New Mexico Chile Facts
Did you know 7,000 years ago chile originated in Bolivia & Peru? Or that Columbus introduced chile into Europe around 1650? Did you know Europeans thought it was a spice, something like black pepper then ingeniously named it Red Pepper? The spicy unique flavor of chili has taken hold of palates across the world and particularly those in America. Did you know the state of New Mexico leads the US in the production of chile? Well, if you didn’t and want to learn more- read on!
Chile is classified as a vegetable when green and as a spice when dried and ground into a powder. Green chile can contain up to 6 times more vitamin C than a Florida orange, while Red chile can contain two times more Vitamin A than a carrot. Red chile is said to be hotter than green because of its extended exposure to the sun.
People once traditionally dried chile on the ground or on roof tops (which can still be observed today). Approximately 100 year ago experimentation with methods to keep chile pods cleaner and away from birds resulted in today’s version of the Chile Ristra (chile pods hung on a string). This method proved beneficial to elongating the shelf life of the delightful crop. Thus began the tradition of hanging the ristra in front of ones home, which soon turned into the popular belief that this was a welcome sign to visitors. It’s also believed that hanging a chile ristra in front of your door brings good health and fortune to those who occupy the home. Chile has more recently become a popular decorative element inside the home. Creativity has spawned many craft item in various shapes, sizes and colors (red, green and yellow). Popular chile rista shapes consist of wreaths, crosses, and hearts that are frequently paired with colored corn, shredded husks and dried flowers to make beautiful home décor.

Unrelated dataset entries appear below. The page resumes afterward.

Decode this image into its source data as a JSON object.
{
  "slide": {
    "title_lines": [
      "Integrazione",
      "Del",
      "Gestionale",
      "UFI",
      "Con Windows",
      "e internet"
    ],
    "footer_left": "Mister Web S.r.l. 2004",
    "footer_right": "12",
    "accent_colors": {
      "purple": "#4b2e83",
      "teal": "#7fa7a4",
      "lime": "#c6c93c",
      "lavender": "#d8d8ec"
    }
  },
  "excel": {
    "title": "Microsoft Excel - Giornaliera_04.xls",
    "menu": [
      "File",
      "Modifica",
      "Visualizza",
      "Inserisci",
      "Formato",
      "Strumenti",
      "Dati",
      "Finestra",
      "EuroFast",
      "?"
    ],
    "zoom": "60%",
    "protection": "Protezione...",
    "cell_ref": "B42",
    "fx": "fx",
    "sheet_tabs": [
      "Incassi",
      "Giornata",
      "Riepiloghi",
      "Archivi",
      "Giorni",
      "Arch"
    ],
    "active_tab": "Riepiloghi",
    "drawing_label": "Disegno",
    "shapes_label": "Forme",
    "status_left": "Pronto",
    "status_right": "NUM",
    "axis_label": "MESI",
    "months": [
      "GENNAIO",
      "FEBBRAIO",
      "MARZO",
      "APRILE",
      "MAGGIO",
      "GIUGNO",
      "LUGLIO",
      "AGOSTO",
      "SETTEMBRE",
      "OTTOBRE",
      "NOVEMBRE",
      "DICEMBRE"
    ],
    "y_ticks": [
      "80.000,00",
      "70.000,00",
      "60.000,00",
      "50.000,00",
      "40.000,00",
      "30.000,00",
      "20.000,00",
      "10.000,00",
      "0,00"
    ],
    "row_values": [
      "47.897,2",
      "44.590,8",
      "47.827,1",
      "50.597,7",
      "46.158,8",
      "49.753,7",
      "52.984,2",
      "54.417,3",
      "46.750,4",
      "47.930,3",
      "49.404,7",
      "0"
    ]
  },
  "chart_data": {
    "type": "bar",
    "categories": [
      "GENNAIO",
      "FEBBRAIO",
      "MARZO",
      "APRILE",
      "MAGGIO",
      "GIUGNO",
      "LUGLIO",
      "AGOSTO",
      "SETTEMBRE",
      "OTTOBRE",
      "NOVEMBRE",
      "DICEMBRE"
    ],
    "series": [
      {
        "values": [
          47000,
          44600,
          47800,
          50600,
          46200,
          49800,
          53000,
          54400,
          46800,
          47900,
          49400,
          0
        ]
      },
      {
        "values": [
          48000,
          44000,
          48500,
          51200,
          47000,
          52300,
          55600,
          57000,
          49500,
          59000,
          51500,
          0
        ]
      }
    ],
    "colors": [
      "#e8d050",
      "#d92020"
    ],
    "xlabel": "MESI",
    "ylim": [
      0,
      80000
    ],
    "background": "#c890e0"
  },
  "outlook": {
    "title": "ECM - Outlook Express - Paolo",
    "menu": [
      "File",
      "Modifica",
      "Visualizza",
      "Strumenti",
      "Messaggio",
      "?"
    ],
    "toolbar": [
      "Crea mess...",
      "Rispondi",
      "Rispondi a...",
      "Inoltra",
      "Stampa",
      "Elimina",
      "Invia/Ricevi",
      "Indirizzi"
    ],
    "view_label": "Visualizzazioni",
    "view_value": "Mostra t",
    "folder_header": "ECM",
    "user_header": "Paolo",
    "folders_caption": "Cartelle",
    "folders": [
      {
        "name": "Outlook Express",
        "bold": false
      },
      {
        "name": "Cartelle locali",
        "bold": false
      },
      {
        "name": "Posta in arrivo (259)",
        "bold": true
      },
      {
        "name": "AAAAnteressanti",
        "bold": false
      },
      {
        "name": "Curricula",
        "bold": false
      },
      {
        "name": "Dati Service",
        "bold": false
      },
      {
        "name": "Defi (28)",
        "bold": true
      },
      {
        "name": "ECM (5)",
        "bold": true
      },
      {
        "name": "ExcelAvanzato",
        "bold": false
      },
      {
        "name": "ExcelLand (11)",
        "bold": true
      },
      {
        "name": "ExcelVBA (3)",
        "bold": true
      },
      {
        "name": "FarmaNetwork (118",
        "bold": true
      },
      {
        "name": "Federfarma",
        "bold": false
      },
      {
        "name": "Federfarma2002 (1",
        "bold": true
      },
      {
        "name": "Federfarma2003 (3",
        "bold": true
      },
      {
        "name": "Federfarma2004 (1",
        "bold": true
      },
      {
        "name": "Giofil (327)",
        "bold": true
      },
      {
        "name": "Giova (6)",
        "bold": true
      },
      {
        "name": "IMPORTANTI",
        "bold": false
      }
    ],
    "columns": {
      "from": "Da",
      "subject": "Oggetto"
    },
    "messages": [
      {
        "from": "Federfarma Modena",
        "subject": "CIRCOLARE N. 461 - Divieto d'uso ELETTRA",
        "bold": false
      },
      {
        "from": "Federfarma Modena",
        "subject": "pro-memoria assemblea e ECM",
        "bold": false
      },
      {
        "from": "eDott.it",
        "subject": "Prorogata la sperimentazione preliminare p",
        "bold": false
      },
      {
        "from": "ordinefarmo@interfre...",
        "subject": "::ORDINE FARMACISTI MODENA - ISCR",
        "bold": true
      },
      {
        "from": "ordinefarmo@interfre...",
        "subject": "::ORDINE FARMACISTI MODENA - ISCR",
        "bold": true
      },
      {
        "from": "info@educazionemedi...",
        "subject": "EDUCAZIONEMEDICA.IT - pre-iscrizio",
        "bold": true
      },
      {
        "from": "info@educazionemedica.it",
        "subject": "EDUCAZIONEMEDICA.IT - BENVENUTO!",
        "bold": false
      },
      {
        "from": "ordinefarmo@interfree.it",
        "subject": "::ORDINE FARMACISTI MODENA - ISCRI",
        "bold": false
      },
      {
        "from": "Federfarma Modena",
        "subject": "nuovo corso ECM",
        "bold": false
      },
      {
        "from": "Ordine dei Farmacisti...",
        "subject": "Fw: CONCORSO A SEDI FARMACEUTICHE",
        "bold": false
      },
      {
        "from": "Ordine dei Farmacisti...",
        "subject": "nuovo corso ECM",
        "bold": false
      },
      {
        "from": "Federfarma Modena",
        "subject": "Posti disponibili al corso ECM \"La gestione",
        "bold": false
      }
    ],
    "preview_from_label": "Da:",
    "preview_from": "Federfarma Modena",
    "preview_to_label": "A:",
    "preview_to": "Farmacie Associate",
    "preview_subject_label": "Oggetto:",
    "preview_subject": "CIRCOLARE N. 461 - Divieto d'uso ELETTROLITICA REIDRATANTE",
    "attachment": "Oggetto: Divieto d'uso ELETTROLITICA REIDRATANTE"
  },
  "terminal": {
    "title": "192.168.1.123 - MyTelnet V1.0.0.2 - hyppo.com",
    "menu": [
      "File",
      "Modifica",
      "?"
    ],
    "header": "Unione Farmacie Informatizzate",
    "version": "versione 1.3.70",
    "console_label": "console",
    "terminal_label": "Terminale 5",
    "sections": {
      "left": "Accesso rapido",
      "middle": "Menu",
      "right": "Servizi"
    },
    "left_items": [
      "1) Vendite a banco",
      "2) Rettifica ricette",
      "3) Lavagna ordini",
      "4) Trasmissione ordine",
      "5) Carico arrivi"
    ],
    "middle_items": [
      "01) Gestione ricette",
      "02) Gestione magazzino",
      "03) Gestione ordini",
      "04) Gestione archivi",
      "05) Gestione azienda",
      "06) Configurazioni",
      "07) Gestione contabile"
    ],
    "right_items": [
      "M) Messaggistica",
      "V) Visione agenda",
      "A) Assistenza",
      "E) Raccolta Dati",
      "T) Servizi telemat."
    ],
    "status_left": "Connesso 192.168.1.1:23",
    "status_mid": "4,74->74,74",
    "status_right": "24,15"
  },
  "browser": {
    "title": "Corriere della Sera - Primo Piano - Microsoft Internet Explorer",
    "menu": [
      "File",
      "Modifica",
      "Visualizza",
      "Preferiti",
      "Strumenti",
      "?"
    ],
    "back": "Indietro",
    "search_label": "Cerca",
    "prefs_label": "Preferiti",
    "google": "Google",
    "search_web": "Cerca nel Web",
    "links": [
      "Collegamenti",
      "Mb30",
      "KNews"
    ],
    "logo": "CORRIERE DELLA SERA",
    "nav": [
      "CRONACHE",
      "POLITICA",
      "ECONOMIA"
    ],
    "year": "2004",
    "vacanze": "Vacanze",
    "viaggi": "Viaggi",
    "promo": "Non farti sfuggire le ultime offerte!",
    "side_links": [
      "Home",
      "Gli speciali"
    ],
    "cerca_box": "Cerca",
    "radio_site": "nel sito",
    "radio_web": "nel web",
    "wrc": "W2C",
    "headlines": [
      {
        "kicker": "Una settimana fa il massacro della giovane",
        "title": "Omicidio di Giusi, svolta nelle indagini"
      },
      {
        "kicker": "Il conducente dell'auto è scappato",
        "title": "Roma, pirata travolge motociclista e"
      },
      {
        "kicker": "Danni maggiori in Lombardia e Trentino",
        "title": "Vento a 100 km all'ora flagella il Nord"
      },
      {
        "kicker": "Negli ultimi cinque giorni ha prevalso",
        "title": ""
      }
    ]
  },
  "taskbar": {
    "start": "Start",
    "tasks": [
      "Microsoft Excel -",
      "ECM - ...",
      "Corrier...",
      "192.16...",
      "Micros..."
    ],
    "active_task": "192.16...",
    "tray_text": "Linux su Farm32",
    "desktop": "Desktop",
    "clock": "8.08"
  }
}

New Mexico Chile Traditions
End of August ushers in harvest time for chile farmers in New Mexico. Cities and communities throughout the state celebrate this important harvest with diverse, yet always tasty festivals like the popular Hatch Chile Festival in Hatch New Mexico held over Labor Day Weekend; the Whole Enchilada Festival held in Las Cruces late September; Santa Fe’s Wine & Chile Festival as well as the Fiesta de Santa Fe held in the Capitol city mid to late September to name a just few. Though chile peppers are small in stature they are a huge part of New Mexico’s heritage, culture and are a central part to most loved New Mexico traditions and celebrations. The sweet fiery scent of roasted chilies filling the late summer and crisp fall air bring welcomed comfort to visitors and locals alike.
Sample of a typical New Mexico Chile Recipe that is simple and freezes well follows: Note: *This recipe and others can be found in the “Red Chile Bible” a book available for purchase from Pueblo Bonito bed & breakfast for $13.00 plus shipping/handling. Limited supplies available so order yours today 1-800-461-4599. Enjoy!
Pork with Chile Colorado*
3 Tbs. lard or vegetable oil 4 New Mexico chilies
1.5 lbs. boned pork shoulder, cut into 1” chunks
2 lg cloves garlic 1 tsp. cumin seeds, toasted & grounded
1 tsp. Mexican oregano ½ tsp. ground cinnamon
½ tsp. salt 2 cups rich chicken broth
Heat oil in large heavy pot and brown pork in batches over high heat. Remove to a plate. Wipe the dried chile with a damp cloth, discard the stems and seeds, and tear into pieces. Fry the chile in the hot oil until fragrant (about 5 minutes), stirring to prevent scorching. Remove to a bowl, cover with boiling water, and soften (20 or 30 minutes). Put chile in a blender with about ½ cup of the soaking water and the garlic, cumin, oregano, cinnamon, and salt. Blend to a puree. Reheat the oil in the pot, and pour the puree into the hot oil. Sauté the puree, stirring constantly, about 5 minutes. Stir the stock into the puree, and then return the pork to the pot. Bring the stew to a boil, cover, reduce heat, and stew the meat slowly for about an hour. Remove the cover and continue simmering 30 minutes to an hour until the pork is very tender. Add more chicken stock, if necessary, to keep the meat moist. Serves 4.